~ By PMAlliance
Keeping a project management team running smoothly can be a challenge, especially when budgets are lean and expectations are high. Every manager needs to figure out the best way to lead and motivate, but a few baseline principles will keep you pointed down the right path.
While you may be the leader of the group, your primary concern must be the group itself. Even if you're a hands-on manager, remember you're also there to coach, evaluate, and mentor. Make time to attend to each of these areas regularly.
You can't accomplish your team's objectives by yourself, so work hard to help your employees do their jobs. Remove obstacles, work through glitches, and fight for the resources your employees need to achieve success.
Avoid playing favourites or putting your own ambitions above those of your team, because people are quick to sniff out words and actions that are unfair or self-serving. You'll still need to make unpopular decisions from time-to-time, but you'll retain your team's respect.
Few things undermine respect and enthusiasm as quickly as being criticised, disciplined, or embarrassed in public. Allow employees the courtesy of carrying out sensitive discussions in private, give them the benefit of the doubt when mistakes occur, and never lose sight of their individual career goals.

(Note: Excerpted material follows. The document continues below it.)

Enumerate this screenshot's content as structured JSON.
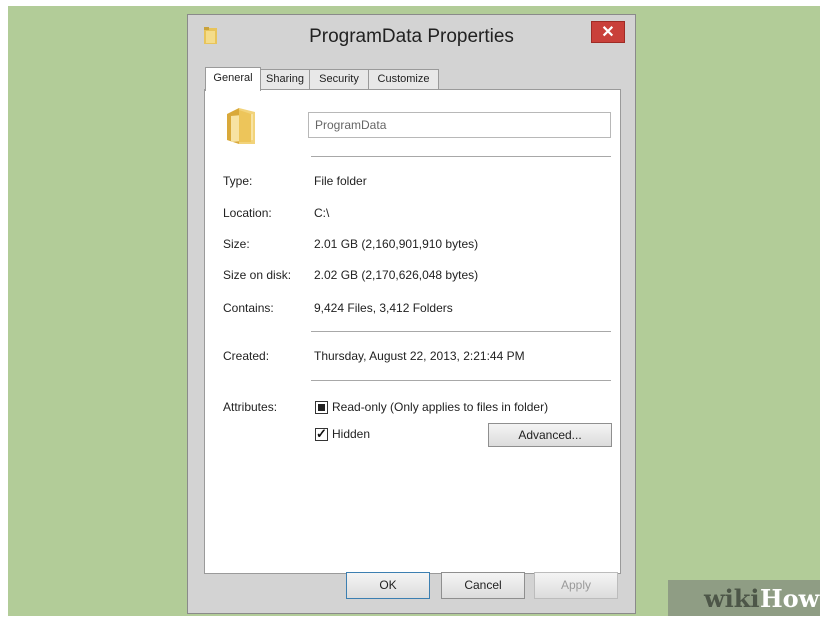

By utilising an employee's natural strengths to their full potential, you'll not only allow the employee to feel a tremendous sense of value and accomplishment, you'll also be giving your team the benefit of those skills.
When an employee accomplishes a tough goal or really pulls out a win, seize on it. Let the rest of the team know about the accomplishment, look for other ways to repeat the success on future projects, and keep an eye out for opportunities that would allow the employee to help mentor others to achieve similar results.
Without it, your employees will become frustrated that their efforts aren't paying off, and you'll be equally exasperated because your team isn't reaching its potential.
Don't expect employees to learn new skills, modify behaviours, or improve their performance overnight. Instead, work on small changes here and there, and you'll find solid long-term results.
Once you've worked with the team to correct an error, shift your focus to helping them understand how the mistake occurred, what signposts they missed originally, and how they can avoid repeating the same mistake later.
If you have a team member with more expertise in a particular area, don't try to hide or mitigate it-celebrate it! Successful teams combine each member's specific talents into a high-performing whole, and any ego or insecurities you bring to the table will only undermine that.
By stepping back and allowing your employees to do their jobs, you'll instil in them greater confidence and a higher degree of accountability. You'll also be supporting their efforts to increase their skills sets and improve their decision-making capabilities.
You should be your employees' biggest fan and strongest supporter. Ensure that your executive team is aware of your group's accomplishments, work with senior staff members to gain recognition for the team's successes, and be diligent in rewarding individual achievers with promotions when appropriate.